After a brief postponement from the fall — to edit a violent sequence in a movie theater — Gangster Squad, the 1940s and ’50s crime thriller from Ruben Fleischer (Zombieland and 30 Minutes or Less)
seeks a hostile takeover of the weekend box office.
How about a little forward thinking in 2011? Let’s say goodbye to 2010, at least for a moment (because, like all new year’s resolutions, this one is inevitably doomed to fail) and focus on what is to come, not as the blind wandering around in search of flickering lights in dark art-houses and multiplexes, but with, at the very least, a penlight and an outline of the new horizon.
After blowing the relationship film 'Mr. & Mrs. Smith,' director Doug Liman gets a second chance with 'Fair Game,' and the stakes are actually higher because this one is based on the true story of Valerie Plame (Naomi Watt), a CIA operative outed by the Bush administration after her husband, former ambassador Joe Wilson (Sean Penn), dared to call the Bush administration out for misquoting facts to "prove" Iraq was building weapons of mass destruction. Liman, Watt and Penn come through. Grade: A-.

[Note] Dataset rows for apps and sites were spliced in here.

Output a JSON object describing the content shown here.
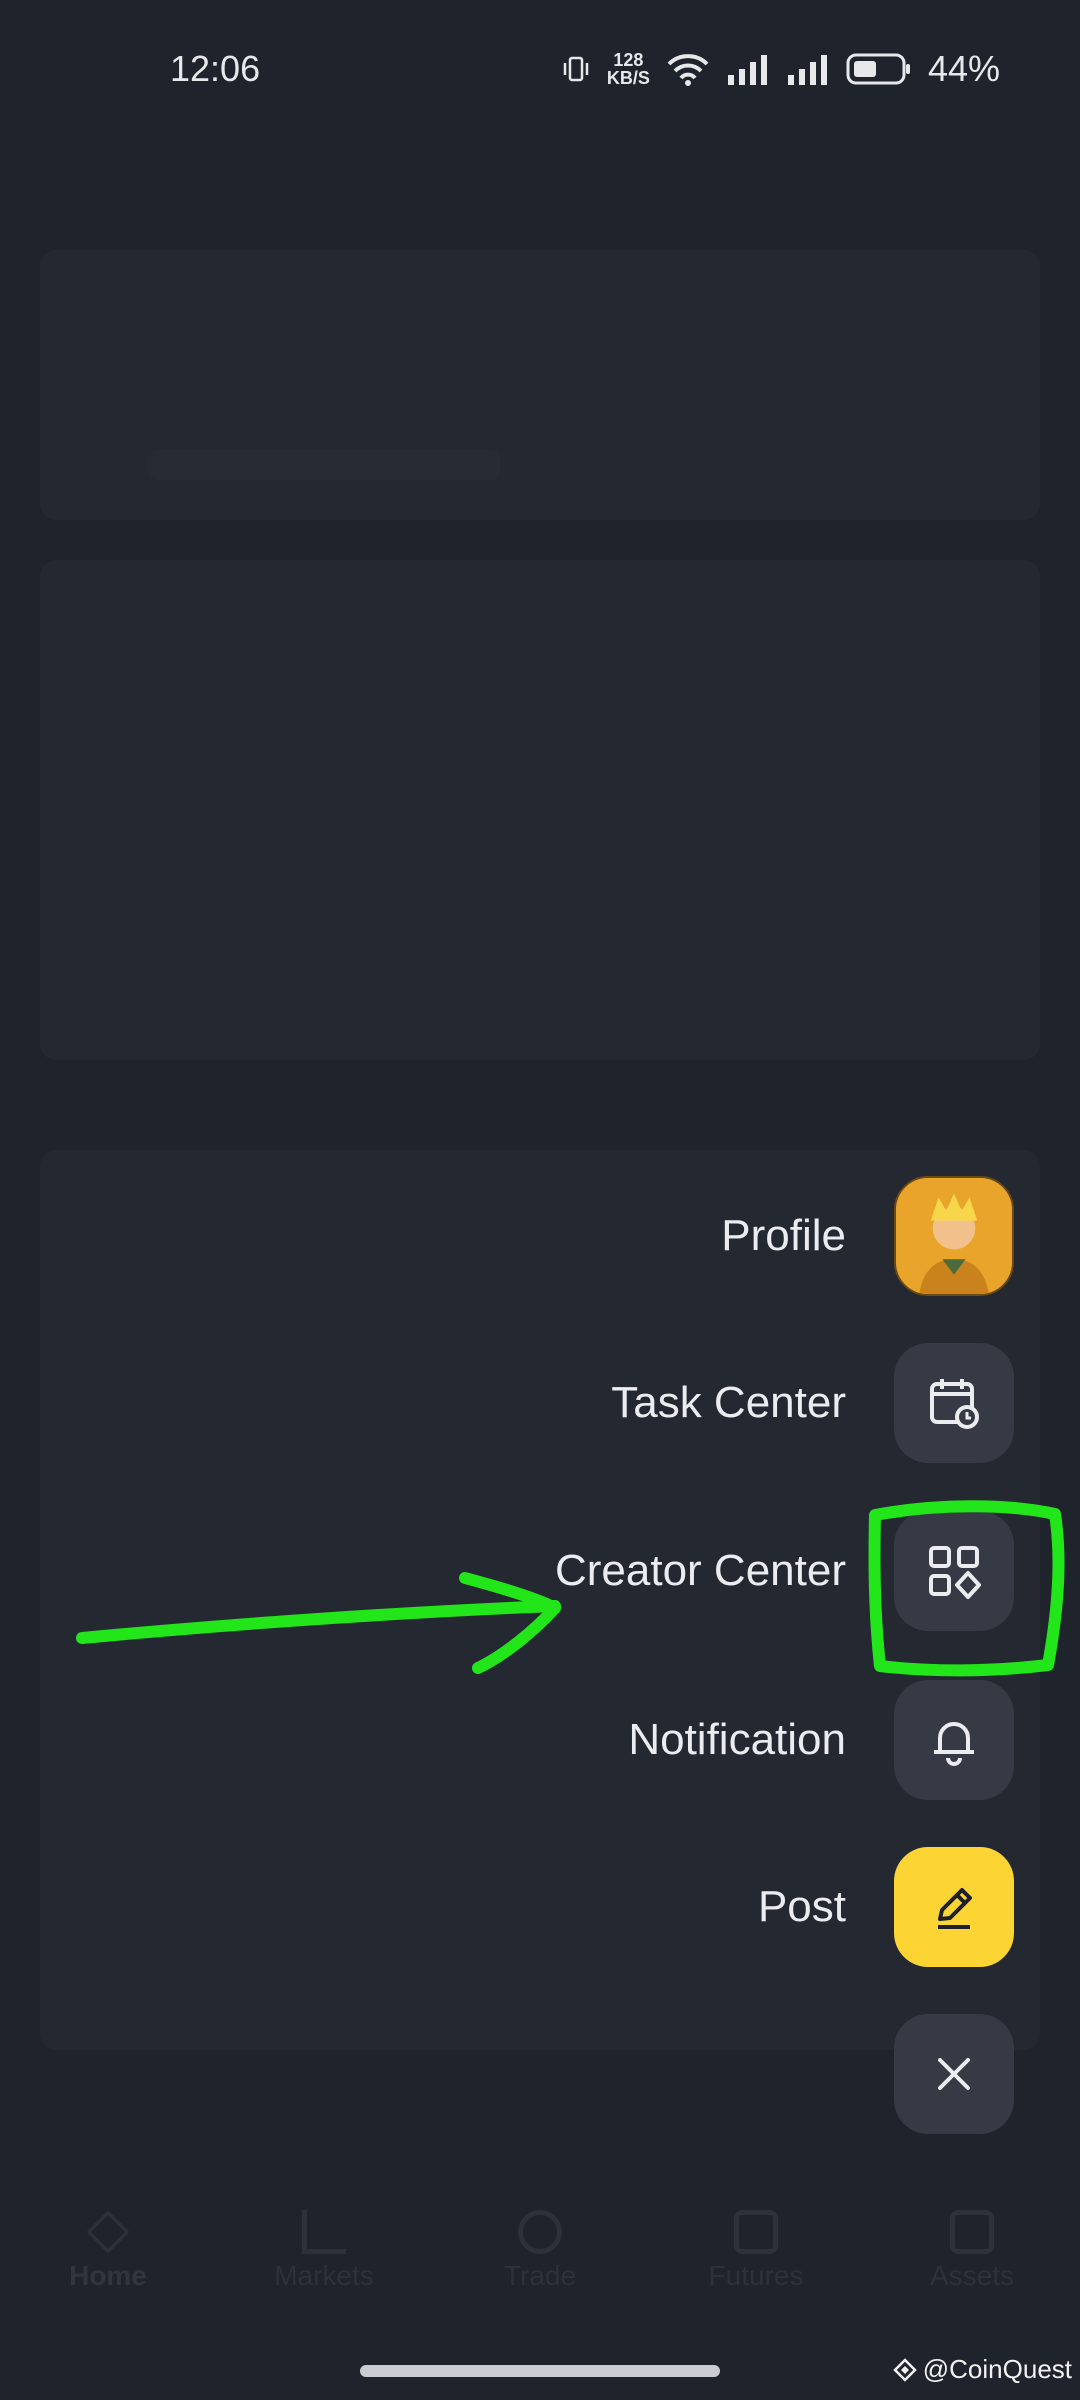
{
  "status_bar": {
    "time": "12:06",
    "speed_value": "128",
    "speed_unit": "KB/S",
    "battery_percent": "44%"
  },
  "menu": {
    "profile_label": "Profile",
    "task_center_label": "Task Center",
    "creator_center_label": "Creator Center",
    "notification_label": "Notification",
    "post_label": "Post"
  },
  "bottom_nav": {
    "items": [
      {
        "label": "Home"
      },
      {
        "label": "Markets"
      },
      {
        "label": "Trade"
      },
      {
        "label": "Futures"
      },
      {
        "label": "Assets"
      }
    ]
  },
  "watermark": "@CoinQuest",
  "colors": {
    "background": "#1f232b",
    "menu_button": "#353a44",
    "post_button": "#fcd535",
    "annotation": "#22e619"
  }
}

There's no way one can view the new film 'Milk' without thinking about Proposition 8, the recently passed ballot initiative that bans same-sex marriages in California. In a strange and ironic parallel, Harvey Milk's crowning achievement, well documented in the film, was his battle against Proposition 6, which would have barred gay teachers from jobs in California public schools.
It seems director Gus Van Sant stands more than foursquare with the strays of the world. His career highlights include 'Drugstore Cowboy,' 'My Own Private Idaho' and 'Good Will Hunting.' So it should come as no surprise that the tragic story of Harvey Milk (Sean Penn), San Francisco's and the nation's first openly gay public official voted into office, might stir a sense of kinship in him.